As coaches and leaders we’ve all inevitably faced times where we felt like our message wasn’t being received. Now, go back in time and visualize the 16-year old version of yourself. What would he or she think of the coach you are today?
Would they want to play for you?
Would they respect you?
Would they listen to you and feel like you listen to them?
As we age we tend to forget what is like to be a teenager. We forget the stresses and challenges athletes face. Instead of focusing on how we can get our athletes to become better listeners, lets focus on five things we can do to become better listeners for our athletes.
After all, leaders model what they want to see and we’re the leaders of our programs.
1. Be Patient
One of the greatest ways you can show a player you care about them is to simply listen to them. As you know, each athlete is different in how they deliver and receive messages. It’s easy for coaches to lose sight of how difficult it can be for a teenager to effectively communicate what they want to say. Great listeners are patient.
2. Listen with your eyes.
Our lives are busy and we can never predict when one of our athletes is going to need our attention. This is especially true for those of us who teach all day and then go to practice. There are times when you’ll be grading a project, responding to emails, or creating a lesson or practice plan, and an athlete will want to talk. It’s vital we stop what we’re doing and focus on the athlete. We need to make direct eye contact, cease all activity, and intentionally listen with our eyes. If we don’t, we communicate to the athlete the message they are trying to deliver is not important.
3. Repeat what you’ve heard.
Great communicators and listeners practice the skill of repeating what they have heard. When this occurs the person delivering the message feels validated and understood. It’s important for the one repeating the message to do so in a non-judgemental tone. Whether it’s intentional or not, one’s tone can potentially lead to confusion or misinterpretation, just like words in a text message. Coaches, when we repeat what we’ve heard in a positive tone we communicate our listening. When we do this our athletes will feel understood.
4. Focus on staying present.
One key to effective listening is to avoid interruptions. Great listeners do not interrupt others or try to finish their thoughts for them. I catch myself from time to time wanting to share what I’ve learned which can help my athlete, but I realize interjecting a point can communicate what I have to say is more important. To become a better listener I must consciously make an effort to avoid interrupting, finishing thoughts, or changing the pace of the dialogue. When we interrupt we communicate we’re more important than the athlete. Lastly, we should avoid planning what we’re going to say in response, and exercise patience by waiting for them to finish.

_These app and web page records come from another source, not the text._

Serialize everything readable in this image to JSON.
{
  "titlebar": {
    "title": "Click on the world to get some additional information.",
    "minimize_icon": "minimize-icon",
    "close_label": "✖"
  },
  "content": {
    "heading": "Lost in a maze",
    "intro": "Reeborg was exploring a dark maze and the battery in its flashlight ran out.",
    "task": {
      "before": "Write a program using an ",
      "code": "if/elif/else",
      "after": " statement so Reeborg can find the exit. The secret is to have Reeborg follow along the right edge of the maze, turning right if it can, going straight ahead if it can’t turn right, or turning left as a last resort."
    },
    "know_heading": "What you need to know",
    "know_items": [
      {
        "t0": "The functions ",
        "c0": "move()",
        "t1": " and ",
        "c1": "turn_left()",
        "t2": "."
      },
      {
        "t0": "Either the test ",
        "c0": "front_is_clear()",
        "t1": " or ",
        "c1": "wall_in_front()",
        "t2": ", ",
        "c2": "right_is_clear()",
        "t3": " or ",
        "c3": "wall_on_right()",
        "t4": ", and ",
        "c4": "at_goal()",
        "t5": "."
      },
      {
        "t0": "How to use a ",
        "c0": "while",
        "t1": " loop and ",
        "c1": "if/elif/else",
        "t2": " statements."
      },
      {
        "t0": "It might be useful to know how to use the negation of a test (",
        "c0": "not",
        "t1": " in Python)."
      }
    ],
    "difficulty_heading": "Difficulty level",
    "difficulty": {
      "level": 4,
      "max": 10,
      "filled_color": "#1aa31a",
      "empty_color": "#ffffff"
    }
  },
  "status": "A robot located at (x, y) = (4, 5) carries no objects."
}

5. Provide feedback.
Part of being a great listener is providing valuable feedback once we’ve received a message. As coaches we must show our athletes we care about them and understand them. It’s always a good practice to show affirmation through non-verbal cues. These cues can include smiles, nods, stance, and posture. We should also make an effort to say phrases like: “That’s great”, “I Understand”, “I’m sorry to hear”, and “I appreciate you sharing.”

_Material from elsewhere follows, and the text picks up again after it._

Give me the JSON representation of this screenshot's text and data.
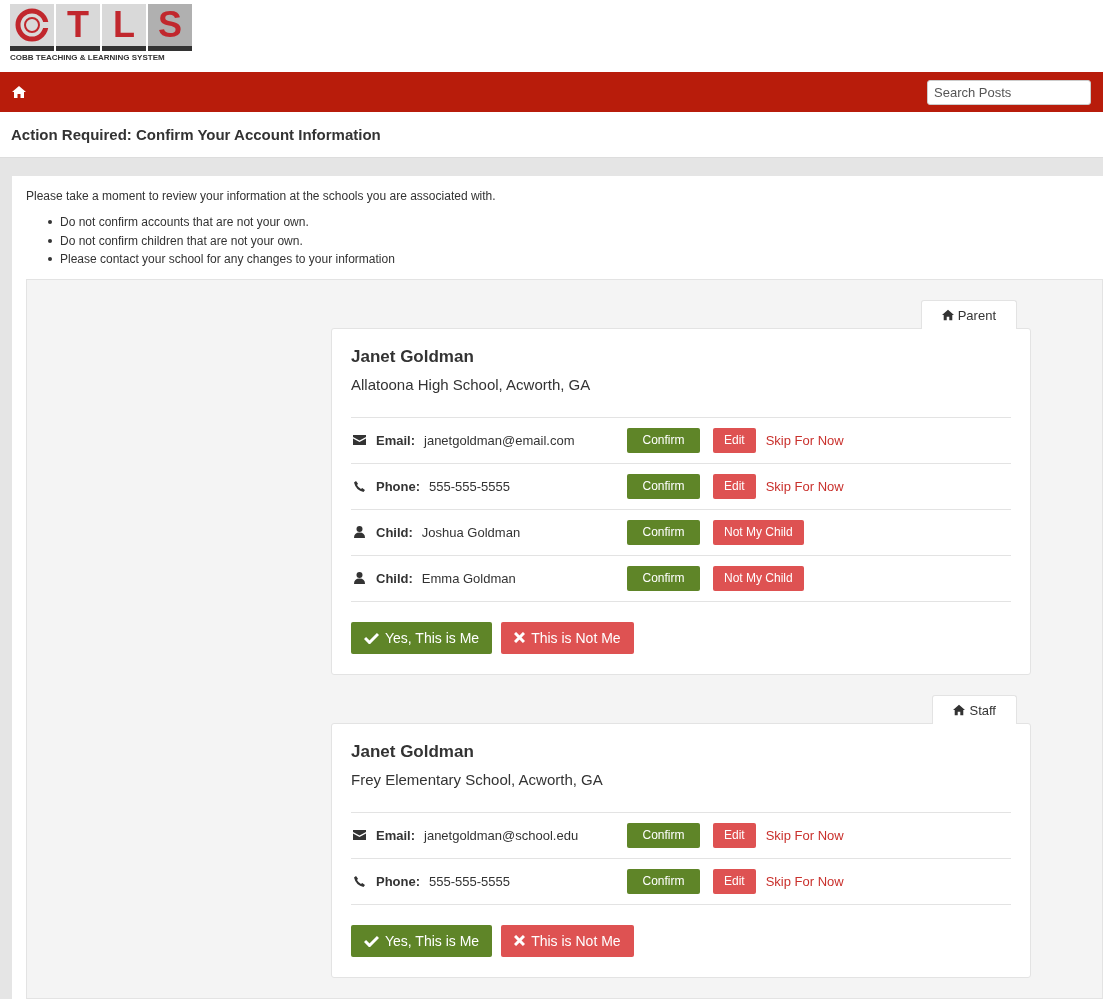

Great programs have a high level of trust which leads to more wins on the court. Effective listening is the one skill which will quickly build the level of trust between players and coaches.